- **DIRECTIONS FOR THIS TASK**: What lines in the material hold the string "资源有限"? Copy out each of them.
>>
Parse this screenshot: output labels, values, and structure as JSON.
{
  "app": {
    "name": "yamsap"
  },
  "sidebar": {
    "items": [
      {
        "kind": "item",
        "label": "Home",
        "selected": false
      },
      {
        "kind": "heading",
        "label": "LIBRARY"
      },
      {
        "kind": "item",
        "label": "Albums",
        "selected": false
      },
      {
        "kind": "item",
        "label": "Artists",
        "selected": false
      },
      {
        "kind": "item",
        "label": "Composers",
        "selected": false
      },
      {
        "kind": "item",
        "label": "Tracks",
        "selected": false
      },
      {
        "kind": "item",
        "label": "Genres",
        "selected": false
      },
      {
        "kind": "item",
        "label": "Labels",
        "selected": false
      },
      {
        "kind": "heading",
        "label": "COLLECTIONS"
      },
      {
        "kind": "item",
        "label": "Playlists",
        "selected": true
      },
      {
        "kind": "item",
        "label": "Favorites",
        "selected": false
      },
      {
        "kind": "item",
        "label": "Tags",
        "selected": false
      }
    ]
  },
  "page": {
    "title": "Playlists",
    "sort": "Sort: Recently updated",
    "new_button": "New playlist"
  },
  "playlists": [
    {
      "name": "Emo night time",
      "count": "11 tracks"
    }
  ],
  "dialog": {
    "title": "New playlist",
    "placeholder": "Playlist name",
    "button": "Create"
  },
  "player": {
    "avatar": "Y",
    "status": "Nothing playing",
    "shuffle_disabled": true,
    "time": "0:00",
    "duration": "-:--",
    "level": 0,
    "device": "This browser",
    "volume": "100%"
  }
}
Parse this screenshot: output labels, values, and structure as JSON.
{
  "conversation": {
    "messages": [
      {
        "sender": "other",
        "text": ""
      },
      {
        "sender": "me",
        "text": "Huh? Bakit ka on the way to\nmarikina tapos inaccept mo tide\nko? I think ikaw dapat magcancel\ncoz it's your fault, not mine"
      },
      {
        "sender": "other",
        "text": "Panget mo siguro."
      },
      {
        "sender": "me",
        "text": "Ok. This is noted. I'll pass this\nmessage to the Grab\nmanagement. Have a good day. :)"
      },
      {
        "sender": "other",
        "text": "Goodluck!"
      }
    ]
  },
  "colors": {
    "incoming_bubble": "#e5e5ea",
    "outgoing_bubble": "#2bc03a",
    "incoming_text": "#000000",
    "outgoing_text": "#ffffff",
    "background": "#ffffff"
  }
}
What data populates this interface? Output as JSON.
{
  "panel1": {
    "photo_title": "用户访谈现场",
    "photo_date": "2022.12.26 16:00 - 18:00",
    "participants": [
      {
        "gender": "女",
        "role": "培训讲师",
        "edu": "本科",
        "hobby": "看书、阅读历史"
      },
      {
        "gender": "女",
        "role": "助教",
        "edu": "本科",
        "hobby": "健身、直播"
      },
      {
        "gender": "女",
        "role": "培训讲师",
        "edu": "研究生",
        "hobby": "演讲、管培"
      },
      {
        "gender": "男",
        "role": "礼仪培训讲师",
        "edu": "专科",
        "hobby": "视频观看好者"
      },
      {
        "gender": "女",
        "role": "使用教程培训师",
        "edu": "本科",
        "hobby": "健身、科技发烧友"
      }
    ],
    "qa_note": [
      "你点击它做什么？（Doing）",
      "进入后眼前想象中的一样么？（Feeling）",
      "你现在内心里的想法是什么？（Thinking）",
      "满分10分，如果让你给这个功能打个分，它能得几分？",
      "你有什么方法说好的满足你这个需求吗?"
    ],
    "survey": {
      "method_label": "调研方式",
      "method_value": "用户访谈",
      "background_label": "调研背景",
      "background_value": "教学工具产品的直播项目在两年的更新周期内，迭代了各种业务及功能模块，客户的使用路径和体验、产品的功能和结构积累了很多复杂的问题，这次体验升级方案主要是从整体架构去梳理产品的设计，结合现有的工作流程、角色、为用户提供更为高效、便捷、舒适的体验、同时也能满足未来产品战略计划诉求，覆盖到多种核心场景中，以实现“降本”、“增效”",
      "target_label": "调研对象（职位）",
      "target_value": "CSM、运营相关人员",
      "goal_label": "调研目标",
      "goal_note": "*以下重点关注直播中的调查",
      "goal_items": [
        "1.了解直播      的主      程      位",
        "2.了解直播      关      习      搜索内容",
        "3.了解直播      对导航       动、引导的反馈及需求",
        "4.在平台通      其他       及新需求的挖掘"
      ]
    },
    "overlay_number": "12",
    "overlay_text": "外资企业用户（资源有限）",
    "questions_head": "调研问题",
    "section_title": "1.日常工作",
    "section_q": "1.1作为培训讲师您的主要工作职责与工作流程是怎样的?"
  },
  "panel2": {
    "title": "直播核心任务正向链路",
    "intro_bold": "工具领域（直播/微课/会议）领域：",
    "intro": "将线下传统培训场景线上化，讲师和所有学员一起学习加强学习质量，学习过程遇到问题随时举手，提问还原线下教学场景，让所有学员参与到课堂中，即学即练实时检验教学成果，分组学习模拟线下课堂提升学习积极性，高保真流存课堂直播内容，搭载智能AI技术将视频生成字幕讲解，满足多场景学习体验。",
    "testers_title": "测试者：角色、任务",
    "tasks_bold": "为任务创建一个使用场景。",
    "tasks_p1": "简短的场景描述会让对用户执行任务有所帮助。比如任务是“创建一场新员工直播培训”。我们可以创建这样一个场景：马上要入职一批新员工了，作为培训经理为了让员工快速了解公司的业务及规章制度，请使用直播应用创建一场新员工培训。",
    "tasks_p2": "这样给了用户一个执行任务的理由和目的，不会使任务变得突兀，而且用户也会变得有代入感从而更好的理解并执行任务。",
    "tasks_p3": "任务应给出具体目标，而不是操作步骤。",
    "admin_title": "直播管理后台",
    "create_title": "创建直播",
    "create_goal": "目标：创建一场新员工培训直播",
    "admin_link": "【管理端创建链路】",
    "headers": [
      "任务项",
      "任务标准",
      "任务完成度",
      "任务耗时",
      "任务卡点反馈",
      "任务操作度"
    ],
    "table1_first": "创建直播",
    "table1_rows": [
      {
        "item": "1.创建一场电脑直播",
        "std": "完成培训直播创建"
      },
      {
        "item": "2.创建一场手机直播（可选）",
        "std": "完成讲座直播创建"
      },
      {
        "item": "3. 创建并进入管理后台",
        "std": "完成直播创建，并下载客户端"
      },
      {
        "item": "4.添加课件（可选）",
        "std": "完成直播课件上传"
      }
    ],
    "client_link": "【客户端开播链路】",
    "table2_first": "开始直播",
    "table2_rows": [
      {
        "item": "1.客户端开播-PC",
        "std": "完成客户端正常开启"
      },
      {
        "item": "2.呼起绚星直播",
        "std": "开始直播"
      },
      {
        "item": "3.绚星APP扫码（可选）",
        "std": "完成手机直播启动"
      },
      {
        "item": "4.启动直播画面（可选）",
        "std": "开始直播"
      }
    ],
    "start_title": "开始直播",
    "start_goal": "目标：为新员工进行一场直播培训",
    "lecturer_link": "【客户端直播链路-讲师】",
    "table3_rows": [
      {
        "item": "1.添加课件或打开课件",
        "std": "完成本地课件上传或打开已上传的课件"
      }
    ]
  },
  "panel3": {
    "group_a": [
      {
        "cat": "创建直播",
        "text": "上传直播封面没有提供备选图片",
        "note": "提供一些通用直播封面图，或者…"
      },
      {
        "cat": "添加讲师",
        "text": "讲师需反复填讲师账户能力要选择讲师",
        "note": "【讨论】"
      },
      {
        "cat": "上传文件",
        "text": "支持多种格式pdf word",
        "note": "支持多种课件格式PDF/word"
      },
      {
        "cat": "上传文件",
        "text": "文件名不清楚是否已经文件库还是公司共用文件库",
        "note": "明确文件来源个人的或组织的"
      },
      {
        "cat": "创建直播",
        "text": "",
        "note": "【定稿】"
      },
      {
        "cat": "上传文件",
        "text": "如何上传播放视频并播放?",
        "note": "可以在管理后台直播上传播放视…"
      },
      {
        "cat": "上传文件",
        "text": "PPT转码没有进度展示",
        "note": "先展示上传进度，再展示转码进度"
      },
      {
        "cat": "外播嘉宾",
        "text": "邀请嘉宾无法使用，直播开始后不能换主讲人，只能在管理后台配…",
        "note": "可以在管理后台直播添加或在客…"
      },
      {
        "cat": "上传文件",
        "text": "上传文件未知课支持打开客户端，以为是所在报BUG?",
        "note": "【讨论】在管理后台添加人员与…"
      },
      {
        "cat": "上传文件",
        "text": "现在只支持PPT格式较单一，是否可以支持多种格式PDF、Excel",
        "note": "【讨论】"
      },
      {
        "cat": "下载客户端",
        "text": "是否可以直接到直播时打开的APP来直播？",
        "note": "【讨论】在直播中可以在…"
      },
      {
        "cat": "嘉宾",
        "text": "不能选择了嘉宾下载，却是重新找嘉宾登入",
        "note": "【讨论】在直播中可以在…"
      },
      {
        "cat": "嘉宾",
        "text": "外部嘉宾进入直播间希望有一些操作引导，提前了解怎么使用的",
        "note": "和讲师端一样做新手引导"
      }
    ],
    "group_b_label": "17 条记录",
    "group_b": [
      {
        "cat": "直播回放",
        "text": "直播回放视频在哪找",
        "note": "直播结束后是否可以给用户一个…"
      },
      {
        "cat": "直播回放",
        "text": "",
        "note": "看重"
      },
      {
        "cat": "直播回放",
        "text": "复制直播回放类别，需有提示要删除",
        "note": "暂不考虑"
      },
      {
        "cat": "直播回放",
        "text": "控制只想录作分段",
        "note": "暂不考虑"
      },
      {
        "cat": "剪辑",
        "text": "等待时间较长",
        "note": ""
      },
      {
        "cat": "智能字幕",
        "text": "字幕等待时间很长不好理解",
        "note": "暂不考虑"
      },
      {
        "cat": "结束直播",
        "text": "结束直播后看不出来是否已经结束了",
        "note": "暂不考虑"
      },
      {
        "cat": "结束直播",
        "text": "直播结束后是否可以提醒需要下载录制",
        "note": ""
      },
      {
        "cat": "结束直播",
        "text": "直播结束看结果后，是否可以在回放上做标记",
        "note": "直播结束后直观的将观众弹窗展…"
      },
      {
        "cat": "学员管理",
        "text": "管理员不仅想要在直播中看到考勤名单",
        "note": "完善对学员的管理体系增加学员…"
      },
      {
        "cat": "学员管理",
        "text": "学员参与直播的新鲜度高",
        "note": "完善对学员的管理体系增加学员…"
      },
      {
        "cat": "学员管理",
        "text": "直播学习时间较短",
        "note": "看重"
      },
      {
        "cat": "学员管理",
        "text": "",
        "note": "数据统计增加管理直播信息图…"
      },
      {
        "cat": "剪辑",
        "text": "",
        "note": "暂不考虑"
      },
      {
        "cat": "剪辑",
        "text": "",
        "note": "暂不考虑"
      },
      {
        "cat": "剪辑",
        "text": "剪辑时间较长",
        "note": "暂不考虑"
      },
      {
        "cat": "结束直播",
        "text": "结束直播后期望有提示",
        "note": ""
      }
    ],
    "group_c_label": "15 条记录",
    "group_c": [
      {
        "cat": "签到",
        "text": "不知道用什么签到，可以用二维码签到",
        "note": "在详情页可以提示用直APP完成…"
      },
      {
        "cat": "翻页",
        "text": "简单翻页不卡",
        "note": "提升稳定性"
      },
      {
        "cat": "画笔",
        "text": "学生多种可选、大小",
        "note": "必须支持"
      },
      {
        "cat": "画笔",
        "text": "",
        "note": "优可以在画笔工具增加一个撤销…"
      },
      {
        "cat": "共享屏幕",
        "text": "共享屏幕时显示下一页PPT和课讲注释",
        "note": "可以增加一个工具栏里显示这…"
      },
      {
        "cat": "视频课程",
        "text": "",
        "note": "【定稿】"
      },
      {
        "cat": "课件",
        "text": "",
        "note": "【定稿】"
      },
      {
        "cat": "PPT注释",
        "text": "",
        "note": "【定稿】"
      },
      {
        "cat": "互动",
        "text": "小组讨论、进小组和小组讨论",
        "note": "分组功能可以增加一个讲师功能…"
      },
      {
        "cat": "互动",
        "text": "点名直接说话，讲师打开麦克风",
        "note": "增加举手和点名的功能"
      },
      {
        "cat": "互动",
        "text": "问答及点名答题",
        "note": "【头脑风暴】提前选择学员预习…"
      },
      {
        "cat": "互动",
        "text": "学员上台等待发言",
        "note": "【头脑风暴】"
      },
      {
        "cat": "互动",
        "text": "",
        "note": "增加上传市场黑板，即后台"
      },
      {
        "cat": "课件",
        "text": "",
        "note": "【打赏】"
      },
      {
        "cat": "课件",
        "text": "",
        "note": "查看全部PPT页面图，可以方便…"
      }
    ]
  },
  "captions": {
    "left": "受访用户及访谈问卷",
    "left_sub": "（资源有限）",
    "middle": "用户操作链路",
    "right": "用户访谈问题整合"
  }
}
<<
- **EXPECTED ANSWER**:
    "overlay_text": "外资企业用户（资源有限）",
    "left_sub": "（资源有限）",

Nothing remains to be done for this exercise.